One solution is to cover the CLT panels during construction until they are clad with the exterior components (be it siding, brick or stone). This is complicated, expensive and time consuming. Thus, covering panels during construction can undermine the presumed time and cost savings of CLT construction.

Another possible solution is to install water and air barrier membranes when the panels are manufactured. To date, no manufacturer is doing this, presumably because it would be cost prohibitive.

Certainly, more research needs to be done before the public can be assured of the safety and environmental impacts of cross-laminated timber panels used in construction. Also, new additional building code standards and construction practices would need to be developed to mitigate the health, life-safety and structural concerns posed by our wet climate on CLT buildings.  Current building codes allow wood structures to be built up to five stories. The talk is some would like to go up to as many as 20 stories with CLT.

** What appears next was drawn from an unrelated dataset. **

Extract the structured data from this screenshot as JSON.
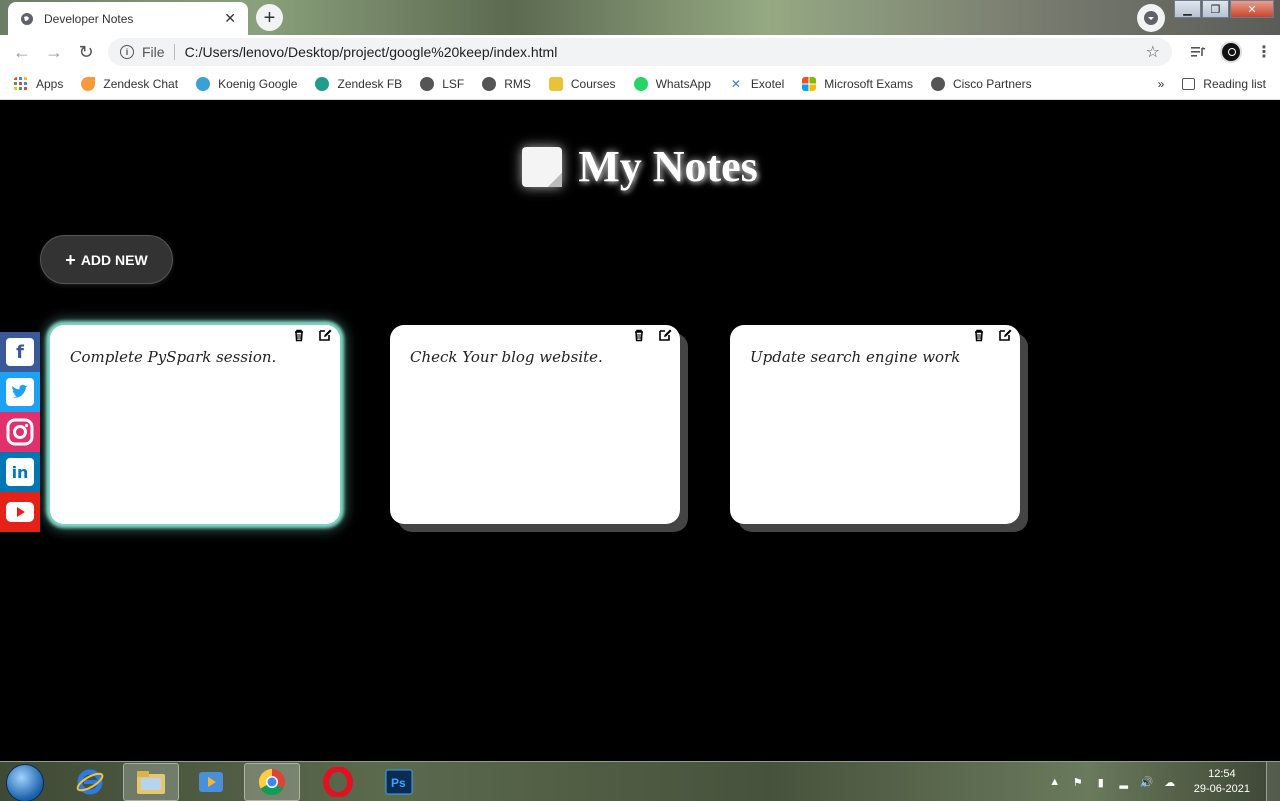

The risk of fire in a wood building has historically been the primary concern with high-rise wood construction, but, water and climatic conditions can have an equally and perhaps more insidious impact on the construction.

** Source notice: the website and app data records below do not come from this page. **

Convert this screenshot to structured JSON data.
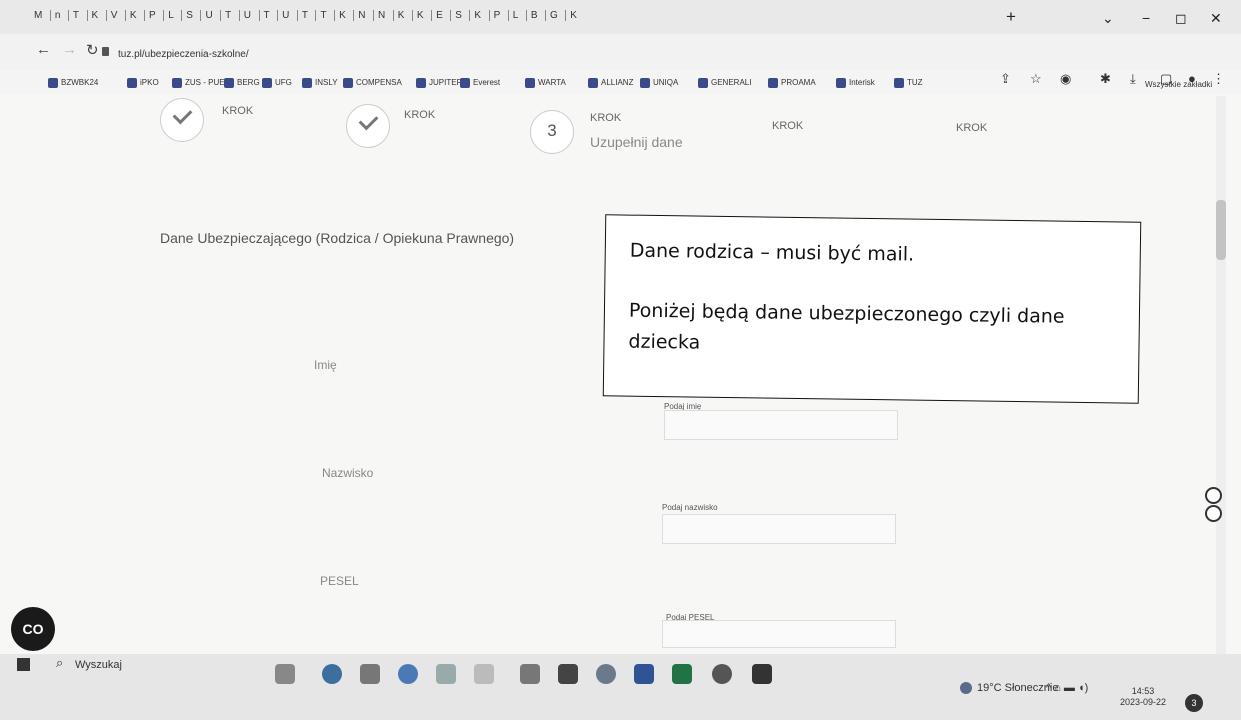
{
  "browser": {
    "tabs": [
      "M",
      "n",
      "T",
      "K",
      "V",
      "K",
      "P",
      "L",
      "S",
      "U",
      "T",
      "U",
      "T",
      "U",
      "T",
      "T",
      "K",
      "N",
      "N",
      "K",
      "K",
      "E",
      "S",
      "K",
      "P",
      "L",
      "B",
      "G",
      "K"
    ],
    "url": "tuz.pl/ubezpieczenia-szkolne/",
    "bookmarks": [
      "BZWBK24",
      "iPKO",
      "ZUS - PUE",
      "BERG",
      "UFG",
      "INSLY",
      "COMPENSA",
      "JUPITER",
      "Everest",
      "WARTA",
      "ALLIANZ",
      "UNIQA",
      "GENERALI",
      "PROAMA",
      "Interisk",
      "TUZ"
    ],
    "all_bookmarks_label": "Wszystkie zakładki"
  },
  "steps": [
    {
      "label": "KROK",
      "status": "done"
    },
    {
      "label": "KROK",
      "status": "done"
    },
    {
      "label": "KROK",
      "number": "3",
      "subtitle": "Uzupełnij dane",
      "status": "current"
    },
    {
      "label": "KROK",
      "status": "upcoming"
    },
    {
      "label": "KROK",
      "status": "upcoming"
    }
  ],
  "form": {
    "section_title": "Dane Ubezpieczającego (Rodzica / Opiekuna Prawnego)",
    "fields": [
      {
        "label": "Imię",
        "input_label": "Podaj imię"
      },
      {
        "label": "Nazwisko",
        "input_label": "Podaj nazwisko"
      },
      {
        "label": "PESEL",
        "input_label": "Podaj PESEL"
      }
    ]
  },
  "callout": {
    "line1": "Dane rodzica – musi być mail.",
    "line2": "Poniżej będą dane ubezpieczonego czyli dane dziecka"
  },
  "fab_label": "CO",
  "taskbar": {
    "search_label": "Wyszukaj",
    "weather": "19°C Słonecznie",
    "time": "14:53",
    "date": "2023-09-22",
    "notifications": "3"
  }
}
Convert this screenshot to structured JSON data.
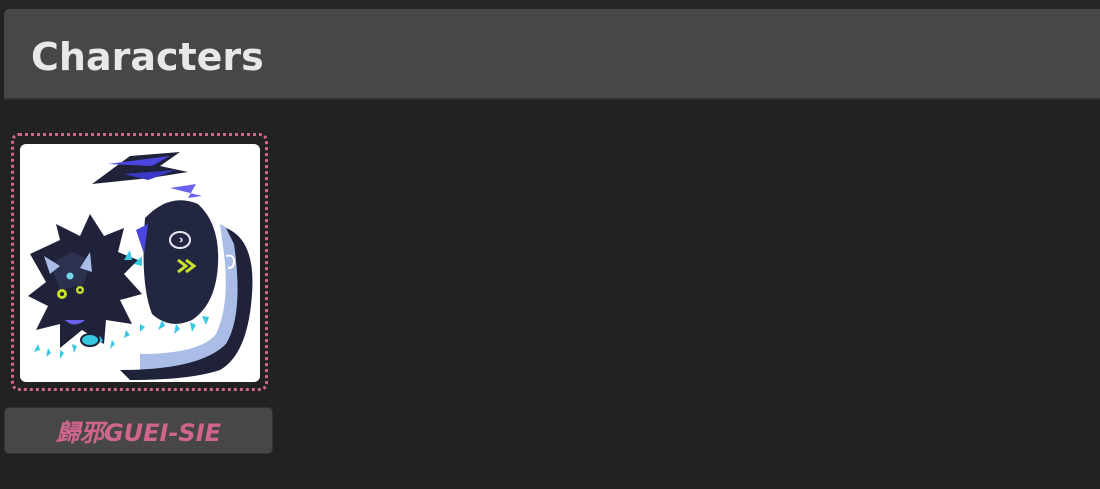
{
  "page": {
    "title": "Characters"
  },
  "characters": [
    {
      "name": "歸邪GUEI-SIE",
      "accent_color": "#d0668d",
      "thumbnail_icon": "character-art-thumbnail"
    }
  ],
  "colors": {
    "background": "#222222",
    "header": "#474747",
    "title_text": "#e8e8e8",
    "accent": "#d0668d"
  }
}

CLT may have the potential to be a sustainable building product that lowers the carbon impact of building.  But so do proven products like concrete, steel and masonry.

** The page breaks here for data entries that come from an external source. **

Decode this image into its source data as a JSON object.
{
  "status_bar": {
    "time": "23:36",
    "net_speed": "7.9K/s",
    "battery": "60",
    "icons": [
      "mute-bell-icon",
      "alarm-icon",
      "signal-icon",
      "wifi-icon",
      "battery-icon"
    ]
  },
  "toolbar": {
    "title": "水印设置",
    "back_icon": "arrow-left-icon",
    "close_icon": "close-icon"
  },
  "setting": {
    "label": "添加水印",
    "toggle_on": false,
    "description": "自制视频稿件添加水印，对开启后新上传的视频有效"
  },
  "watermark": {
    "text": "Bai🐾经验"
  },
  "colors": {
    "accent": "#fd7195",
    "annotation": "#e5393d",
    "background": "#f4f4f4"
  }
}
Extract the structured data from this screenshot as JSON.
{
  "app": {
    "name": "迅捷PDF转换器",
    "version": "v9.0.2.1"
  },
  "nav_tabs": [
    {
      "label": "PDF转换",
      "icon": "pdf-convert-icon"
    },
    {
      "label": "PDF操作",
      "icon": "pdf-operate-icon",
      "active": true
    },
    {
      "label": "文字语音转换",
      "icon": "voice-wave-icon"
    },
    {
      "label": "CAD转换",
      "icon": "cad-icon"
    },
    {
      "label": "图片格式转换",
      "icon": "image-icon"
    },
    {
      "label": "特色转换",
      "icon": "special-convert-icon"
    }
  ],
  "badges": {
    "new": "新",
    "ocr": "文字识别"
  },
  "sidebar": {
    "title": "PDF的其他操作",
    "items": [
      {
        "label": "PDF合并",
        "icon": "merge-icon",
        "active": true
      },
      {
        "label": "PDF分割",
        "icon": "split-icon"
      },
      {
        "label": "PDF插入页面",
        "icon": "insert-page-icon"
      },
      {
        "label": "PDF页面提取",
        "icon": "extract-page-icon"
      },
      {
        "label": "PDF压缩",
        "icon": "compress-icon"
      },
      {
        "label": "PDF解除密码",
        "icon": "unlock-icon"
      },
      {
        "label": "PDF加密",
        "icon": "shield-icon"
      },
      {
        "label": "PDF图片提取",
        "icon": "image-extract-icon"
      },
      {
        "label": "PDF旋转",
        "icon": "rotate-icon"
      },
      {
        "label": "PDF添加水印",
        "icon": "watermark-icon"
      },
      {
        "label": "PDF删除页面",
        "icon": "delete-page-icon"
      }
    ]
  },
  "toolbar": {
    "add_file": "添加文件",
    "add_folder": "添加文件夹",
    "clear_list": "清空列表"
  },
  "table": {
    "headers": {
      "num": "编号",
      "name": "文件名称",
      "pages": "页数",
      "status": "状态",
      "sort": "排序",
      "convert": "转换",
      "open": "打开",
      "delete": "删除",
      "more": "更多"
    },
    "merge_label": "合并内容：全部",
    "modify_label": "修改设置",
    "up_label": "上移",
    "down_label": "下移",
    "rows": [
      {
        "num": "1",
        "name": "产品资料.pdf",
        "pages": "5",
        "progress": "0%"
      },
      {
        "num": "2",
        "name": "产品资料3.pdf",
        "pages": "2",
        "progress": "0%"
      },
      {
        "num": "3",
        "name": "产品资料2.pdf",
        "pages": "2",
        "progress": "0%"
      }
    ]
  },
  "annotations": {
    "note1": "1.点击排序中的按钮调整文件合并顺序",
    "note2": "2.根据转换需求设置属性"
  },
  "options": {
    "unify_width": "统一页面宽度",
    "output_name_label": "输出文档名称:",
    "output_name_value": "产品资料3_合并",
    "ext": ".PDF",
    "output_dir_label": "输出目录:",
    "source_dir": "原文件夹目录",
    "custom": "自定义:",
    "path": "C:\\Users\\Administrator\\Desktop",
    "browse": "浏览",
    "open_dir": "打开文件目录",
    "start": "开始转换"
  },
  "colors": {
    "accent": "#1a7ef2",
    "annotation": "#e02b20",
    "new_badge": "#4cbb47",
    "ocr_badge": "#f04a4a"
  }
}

While fire is an immediate and known risk, water’s impact is subtler, but no less threatening. This is particularly true in the Northwest from the Pacific Coast to the Cascades.

I guess it’s the Peter Pan syndrome…

Stark James / Phoenix AZ

There’s just something very cool about the developments we’ve seen in recent years in converting shipping containers to apartments. There’s an appeal there that seems to resonate, at least with me, on many levels. (The image here is from a recent project by StarkJames Architects in Phoenix AZ.)

Of course, there’s the sensible, “green,” helping-the-world aspect of taking an existing limited shelf-life item like a shipping container and re-using/recycling it into an actual home. That’s obviously a very good thing.

There’s the financial and economic-advantage aspect, too, of innovatively using these containers to create a space that’s very likely far more affordable than conventional construction methods might allow.  That’s nothing but good as well.

There’s also the outright and undeniable cool factor of these creations, with their own modern and minimalistic vibe that’s really unlike anything else out there.

Then of course there’s the simple, no-nonsense appeal of using these Lego-like “building block” shipping containers to create fresh and inspiring personal spaces that are all our own.

And there we have the essence of it all, at least for me.

These are simply the coolest fort any kid could ever want to build. They’re made out of boxes, fergodsake — I’m guessing that cats absolutely love them — and what kid didn’t spend some time in his or her early years letting imagination run wild in a big discarded cardboard box? Your own little space that could be a spaceship, an aircraft carrier, a car or even a home to call your own. And in my case, and maybe for many others, the box was just the first step. You know, kind of like a gateway drug, except in a good way.

Before long, I was building forts at every opportunity. I had forts made of lumber scraps and tarps, forts that used a fence as one of the walls, underground forts with tunnel entries that even had covered and camouflaged doors, forts carved out of dense ten-foot-high bamboo stands, forts with functional windows and hidden entries, tree forts in trees and forts built between adjacent trees. Lots and lots of forts. The forts of my childhood years, in fact, are like mileposts on a highway.

So I have to think that it’s a natural progression for any former fort enthusiast, such as myself, to look at these container-built homes with a special affinity, a special lifelong connection. Maybe these structures recall simpler days when all your worldly possessions — or at least a few of your most treasured ones — would fit in your own little space, right there next to you, with nary an extra square foot to spare.

And at least for a while, you could imagine needing nothing more.

  • Sean Lewis